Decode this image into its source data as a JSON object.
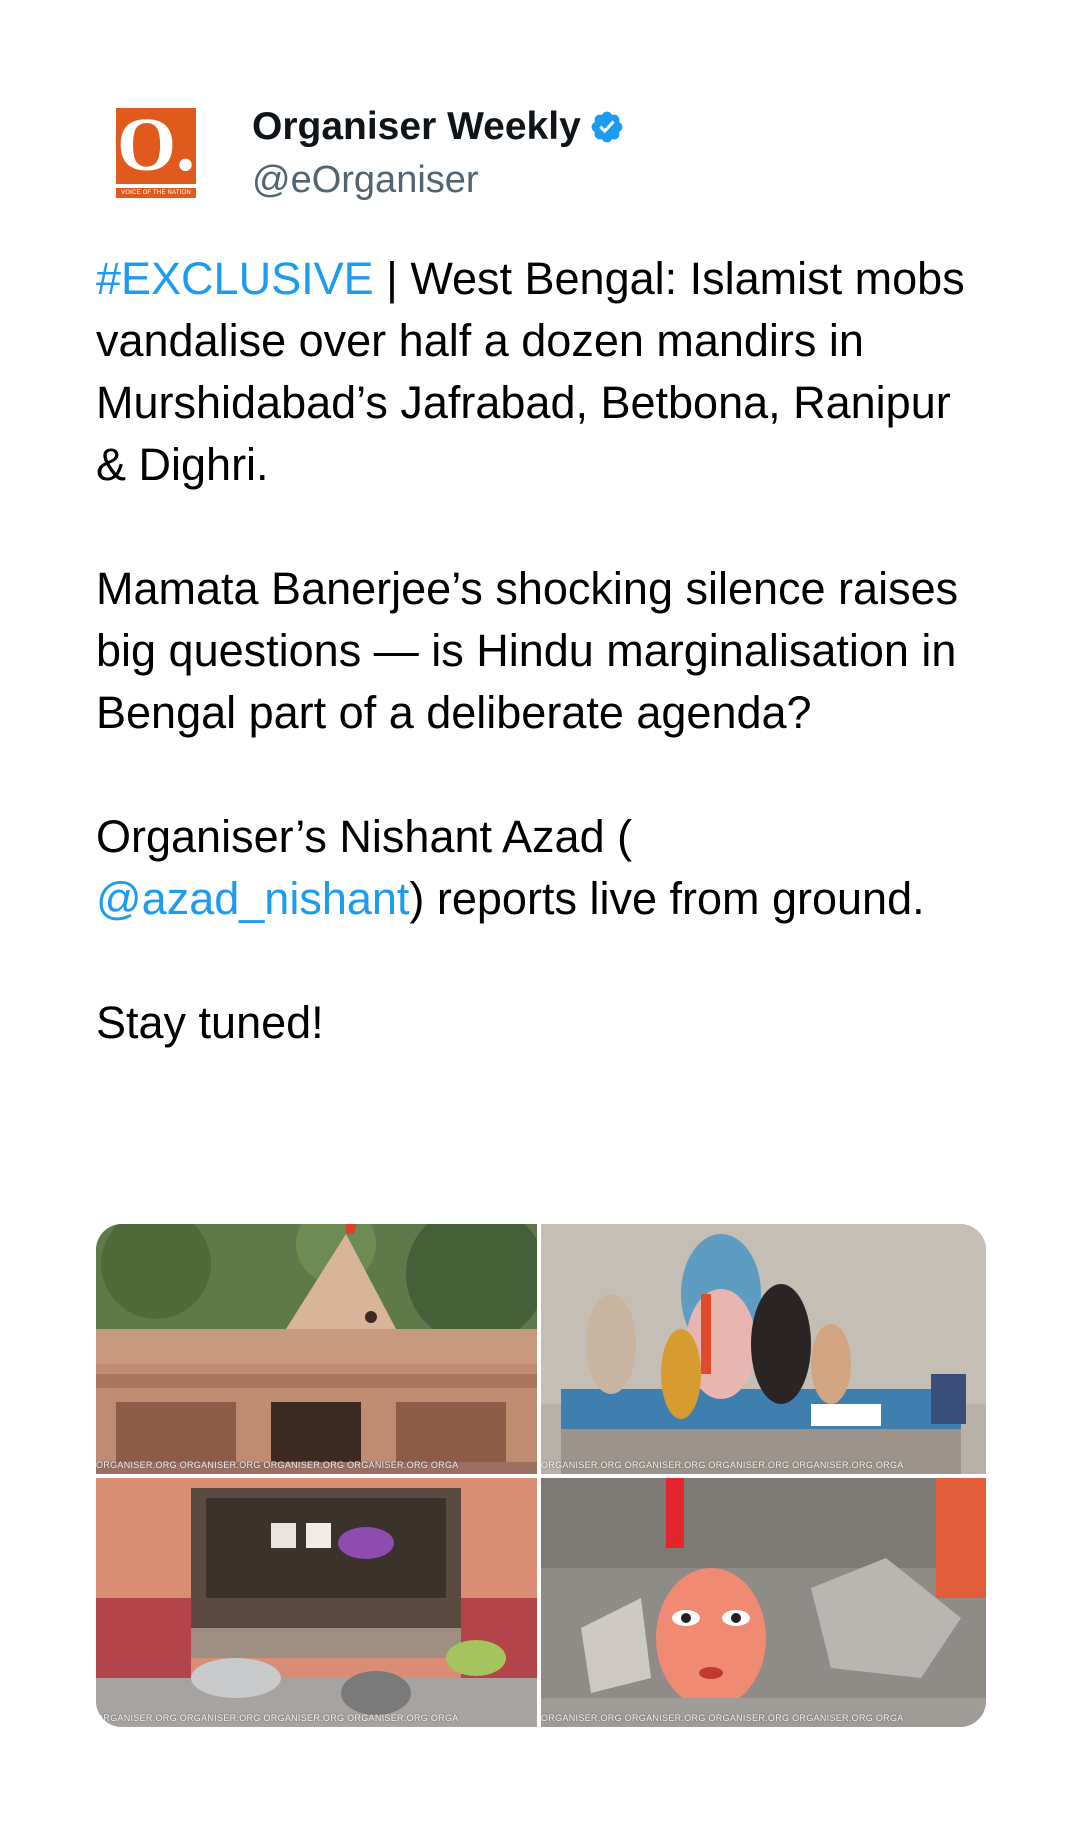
{
  "account": {
    "name": "Organiser Weekly",
    "handle": "@eOrganiser",
    "logo_letter": "O.",
    "logo_tagline": "VOICE OF THE NATION",
    "logo_color": "#e05a1e",
    "verified_color": "#1d9bf0",
    "verified_icon": "verified-badge-icon"
  },
  "tweet": {
    "hashtag": "#EXCLUSIVE",
    "p1_rest": " | West Bengal: Islamist mobs vandalise over half a dozen mandirs in Murshidabad’s Jafrabad, Betbona, Ranipur & Dighri.",
    "p2": "Mamata Banerjee’s shocking silence raises big questions — is Hindu marginalisation in Bengal part of a deliberate agenda?",
    "p3_before": "Organiser’s Nishant Azad (",
    "mention": "@azad_nishant",
    "p3_after": ") reports live from ground.",
    "p4": "Stay tuned!",
    "link_color": "#1d9bf0"
  },
  "media": {
    "watermark": "ORGANISER.ORG   ORGANISER.ORG   ORGANISER.ORG   ORGANISER.ORG   ORGA",
    "images": [
      {
        "subject": "vandalised temple exterior"
      },
      {
        "subject": "damaged idols inside shrine"
      },
      {
        "subject": "ransacked shrine interior"
      },
      {
        "subject": "broken idol face among debris"
      }
    ]
  }
}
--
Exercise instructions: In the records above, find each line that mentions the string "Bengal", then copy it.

Task output:
    "p1_rest": " | West Bengal: Islamist mobs vandalise over half a dozen mandirs in Murshidabad’s Jafrabad, Betbona, Ranipur & Dighri.",
    "p2": "Mamata Banerjee’s shocking silence raises big questions — is Hindu marginalisation in Bengal part of a deliberate agenda?",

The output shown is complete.